It's been a painful year for Under Armour (NYSE:UA) (NYSE:UAA) and Fitbit (NYSE:FIT) investors. Under Armour shares have plunged 60% over the past 12 months, and Fitbit shares have dropped nearly 70%. Both companies have struggled with similar issues -- slowing sales growth, narrowing margins, and intensifying competition.
Under Armour and Fitbit aren't direct competitors, but their businesses are gradually overlapping in the fitness-tracker and mobile-app markets. Both companies are also former Wall Street darlings that once rode high on overly bullish predictions.
But with both stocks now trading near all-time lows, contrarian investors might be wondering if either stock is a potential turnaround play. Let's examine both companies' problems, growth forecasts, and valuations to find out.
What's wrong with Under Armour?
Under Armour's revenue rose 22% to $4.8 billion last year, but analysts expect that growth to drop to just 11% this year. That slowdown was mainly attributed to the bankruptcy of Sports Authority, which flooded the market with excess inventory, and to tougher competition in the athletic footwear and apparel markets -- particularly from Nike, Adidas, and Puma.
That slowdown indicates that CEO Kevin Plank probably can't fulfill his bold promise that UA will generate $7.5 billion in revenue in fiscal 2018. Plank claimed that the expansion of UA's overseas business and digital ecosystem would fuel that growth, but those businesses remain tiny relative to its core North American business, which generated 82% of its sales last quarter. The fact that UA generates most of its revenue in North America but produces nearly all of its products overseas also exposes it to any proposed border taxes.
Meanwhile, a series of blunders -- including a controversial stock split, the poor reception of the Curry 2, and Plank's polarizing praise of President Trump -- all cast doubts on UA's long-term growth. Moreover, UA's growing dependence on lower-margin footwear (17% of sales last quarter) instead of higher-margin apparel (71% of sales) fueled concerns that its operating margin -- already weighed down by pricey sponsorship deals -- would decline further. That's why analysts expect UA's earnings to drop 7% this year.
What's wrong with Fitbit?
Fitbit's revenue rose 17% to $2.2 billion last year, but analysts anticipate a 27% decline this year. That slowdown is attributed to the arrival of new fitness trackers, cheaper smartwatches, stagnant upgrades among existing users, and lackluster growth in Asia.

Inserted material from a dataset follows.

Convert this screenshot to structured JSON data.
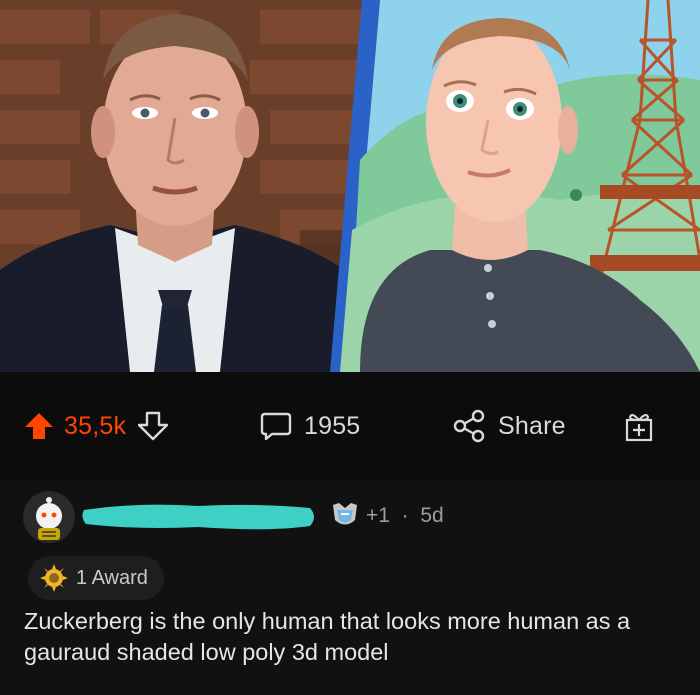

Fitbit has tried to spur fresh growth by launching new devices such as the Blaze, Alta, and Charge 2, and acquiring high-end smartwatch maker Vector and the assets of smartwatch maker Pebble.
But all those efforts -- along with the high R&D and marketing costs related to new product launches -- will probably weigh down its operating margin. That's why Wall Street expects Fitbit to post non-GAAP annual losses over the next two years.
Fitbit claims that the growth of its digital ecosystem and corporate wellness programs will boost its top-line growth again. However, Fitbit admitted in its latest 10-K filing that its Fitbit Premium and Fitstar subscriptions generated less than 1% of its revenue during the year, and less than 10% of its revenue came from its corporate wellness programs. Fitbit also recently hired tech veteran Jeff Devine as its new operations chief, but it's unclear if Devine can finally widen Fitbit's moat and get its growth back on track.
What do the valuations say?
Under Armour currently trades at 43 times earnings, which is significantly higher than the average P/E of 25 for the apparel industry. That high multiple isn't supported by its earnings, which are expected to decline this year. Its P/S ratio of 1.7 is also moderately higher than the industry average of 1.4.
Fitbit's P/E ratio remains negative because of its lack of profitability. Its P/S ratio of 0.6 looks very cheap relative to the industry average of 1.1 for consumer-electronics makers. But that low valuation may be meaningless if Fitbit's revenue continues declining year over year.
The verdict: Buy neither stock... for now
Neither Under Armour nor Fitbit looks like a compelling contrarian play at current prices. UA's top and bottom lines both face tough headwinds, and the stock remains expensive relative to its peers. Fitbit looks cheap, but its core business model is arguably flawed and its moat is nonexistent. Therefore, I believe that investors looking for value plays should ignore these two hated stocks until they hit even lower prices.
Leo Sun has no position in any stocks mentioned. The Motley Fool owns shares of and recommends Fitbit, Nike, Under Armour (A Shares), and Under Armour (C Shares). The Motley Fool has a disclosure policy.